(WHAT THE TASK ASKS)
This exercise calls for duplicating every entry below exactly, without the images.

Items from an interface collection
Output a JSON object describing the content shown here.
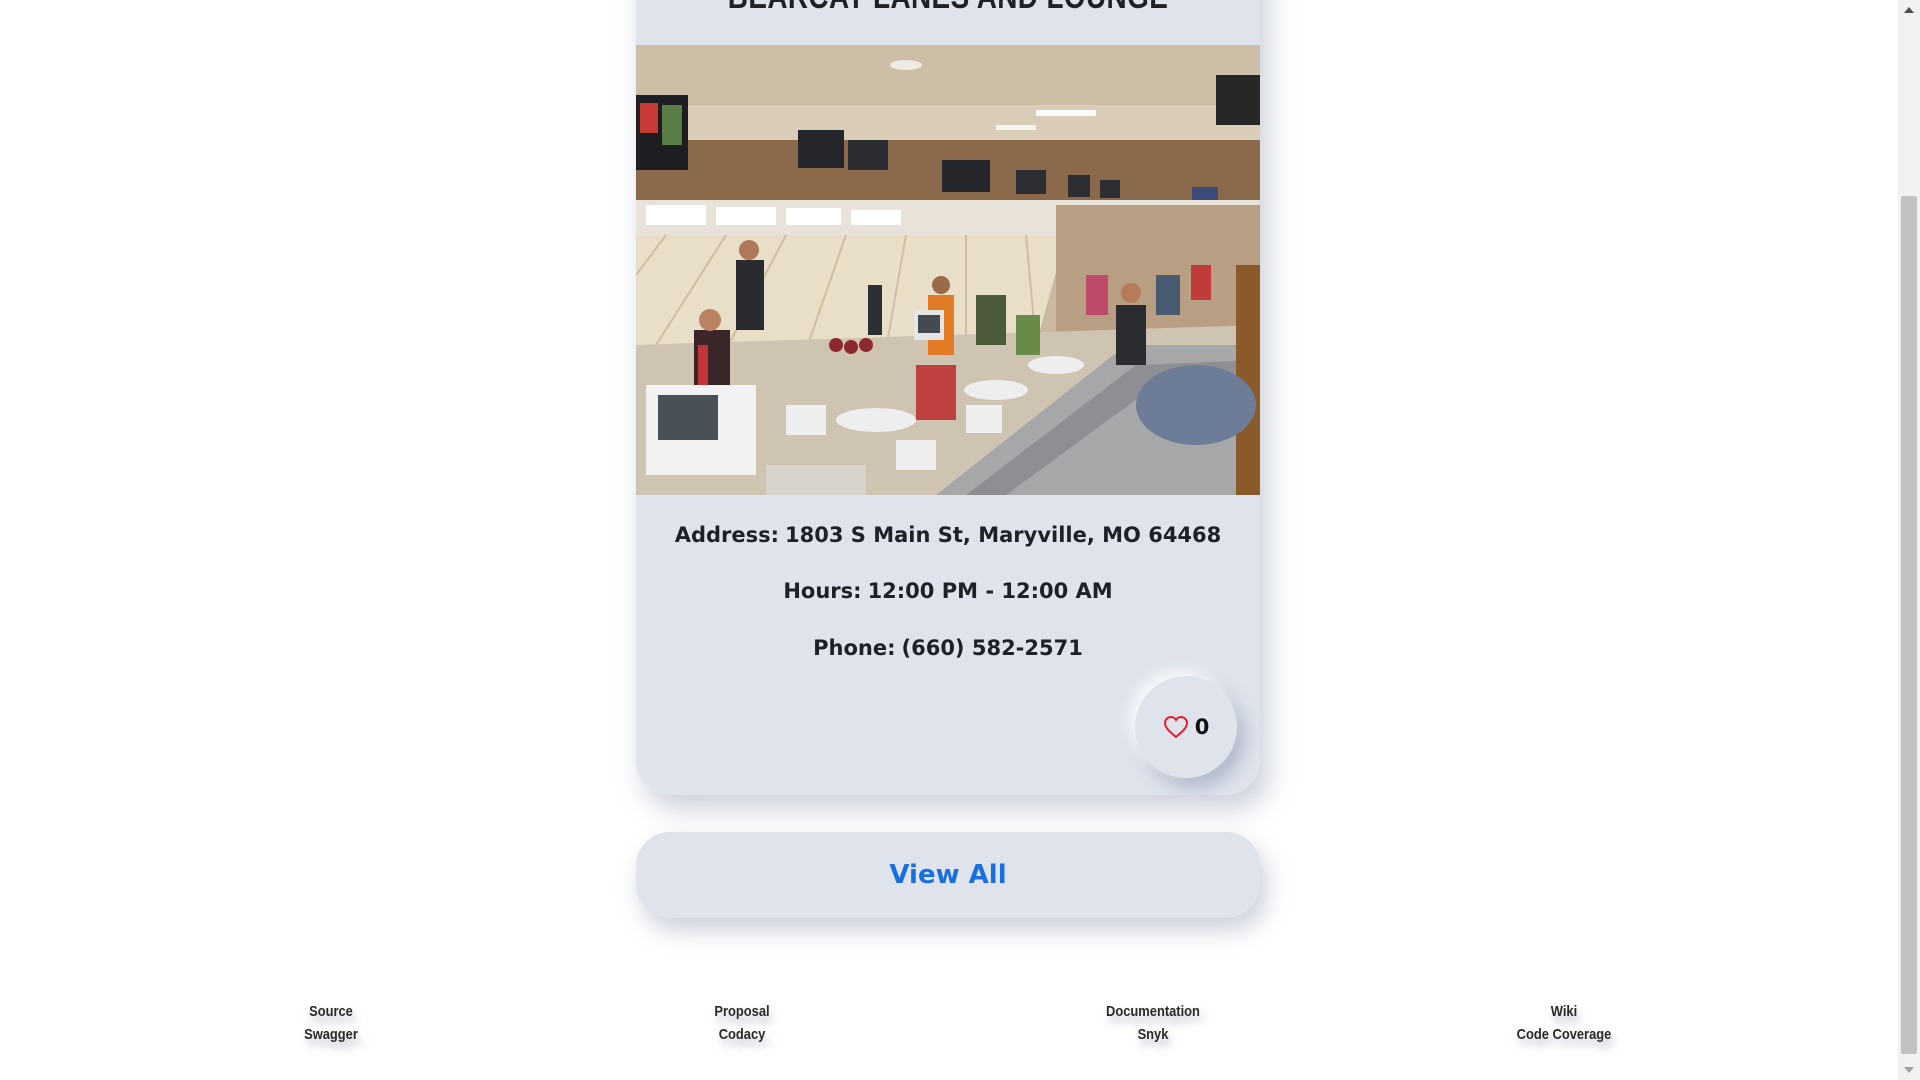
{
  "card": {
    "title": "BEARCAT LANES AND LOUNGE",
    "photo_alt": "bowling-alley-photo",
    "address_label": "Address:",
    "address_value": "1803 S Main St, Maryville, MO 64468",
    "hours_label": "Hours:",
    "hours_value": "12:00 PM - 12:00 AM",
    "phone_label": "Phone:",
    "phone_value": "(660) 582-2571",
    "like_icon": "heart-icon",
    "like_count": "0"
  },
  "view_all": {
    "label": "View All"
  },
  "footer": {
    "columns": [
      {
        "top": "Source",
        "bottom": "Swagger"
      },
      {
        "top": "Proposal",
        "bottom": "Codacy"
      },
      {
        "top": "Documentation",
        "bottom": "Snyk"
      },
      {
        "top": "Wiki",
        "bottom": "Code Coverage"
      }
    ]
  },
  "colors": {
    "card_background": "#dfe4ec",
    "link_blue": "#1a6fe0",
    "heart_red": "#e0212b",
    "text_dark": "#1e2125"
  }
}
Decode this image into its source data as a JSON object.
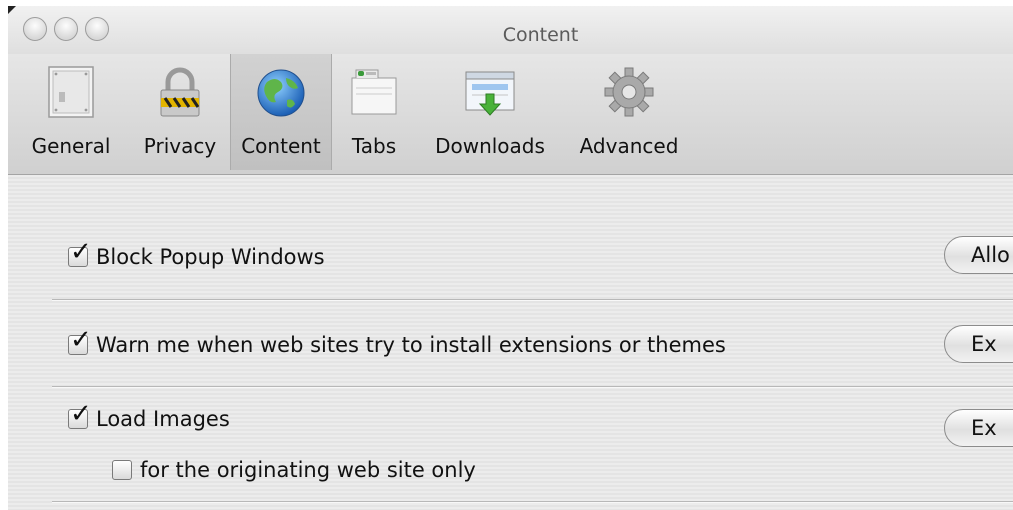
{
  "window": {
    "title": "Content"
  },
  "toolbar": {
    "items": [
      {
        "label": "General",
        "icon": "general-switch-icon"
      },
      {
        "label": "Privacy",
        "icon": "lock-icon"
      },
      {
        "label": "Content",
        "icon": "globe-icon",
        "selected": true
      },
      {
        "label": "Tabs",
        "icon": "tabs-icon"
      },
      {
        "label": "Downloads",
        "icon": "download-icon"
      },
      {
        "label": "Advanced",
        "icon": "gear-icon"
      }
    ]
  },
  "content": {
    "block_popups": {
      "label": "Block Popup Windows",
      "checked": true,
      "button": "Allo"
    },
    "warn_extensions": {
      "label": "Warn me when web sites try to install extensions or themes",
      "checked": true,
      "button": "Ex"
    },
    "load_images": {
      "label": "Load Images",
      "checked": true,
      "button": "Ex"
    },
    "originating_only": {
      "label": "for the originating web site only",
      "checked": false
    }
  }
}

(EXERCISE RESPONSE)
Output a JSON object describing the content shown here.
{
  "card": {
    "title": "BEARCAT LANES AND LOUNGE",
    "photo_alt": "bowling-alley-photo",
    "address_label": "Address:",
    "address_value": "1803 S Main St, Maryville, MO 64468",
    "hours_label": "Hours:",
    "hours_value": "12:00 PM - 12:00 AM",
    "phone_label": "Phone:",
    "phone_value": "(660) 582-2571",
    "like_icon": "heart-icon",
    "like_count": "0"
  },
  "view_all": {
    "label": "View All"
  },
  "footer": {
    "columns": [
      {
        "top": "Source",
        "bottom": "Swagger"
      },
      {
        "top": "Proposal",
        "bottom": "Codacy"
      },
      {
        "top": "Documentation",
        "bottom": "Snyk"
      },
      {
        "top": "Wiki",
        "bottom": "Code Coverage"
      }
    ]
  },
  "colors": {
    "card_background": "#dfe4ec",
    "link_blue": "#1a6fe0",
    "heart_red": "#e0212b",
    "text_dark": "#1e2125"
  }
}
Decode this image into its source data as a JSON object.
{
  "window": {
    "title": "Content"
  },
  "toolbar": {
    "items": [
      {
        "label": "General",
        "icon": "general-switch-icon"
      },
      {
        "label": "Privacy",
        "icon": "lock-icon"
      },
      {
        "label": "Content",
        "icon": "globe-icon",
        "selected": true
      },
      {
        "label": "Tabs",
        "icon": "tabs-icon"
      },
      {
        "label": "Downloads",
        "icon": "download-icon"
      },
      {
        "label": "Advanced",
        "icon": "gear-icon"
      }
    ]
  },
  "content": {
    "block_popups": {
      "label": "Block Popup Windows",
      "checked": true,
      "button": "Allo"
    },
    "warn_extensions": {
      "label": "Warn me when web sites try to install extensions or themes",
      "checked": true,
      "button": "Ex"
    },
    "load_images": {
      "label": "Load Images",
      "checked": true,
      "button": "Ex"
    },
    "originating_only": {
      "label": "for the originating web site only",
      "checked": false
    }
  }
}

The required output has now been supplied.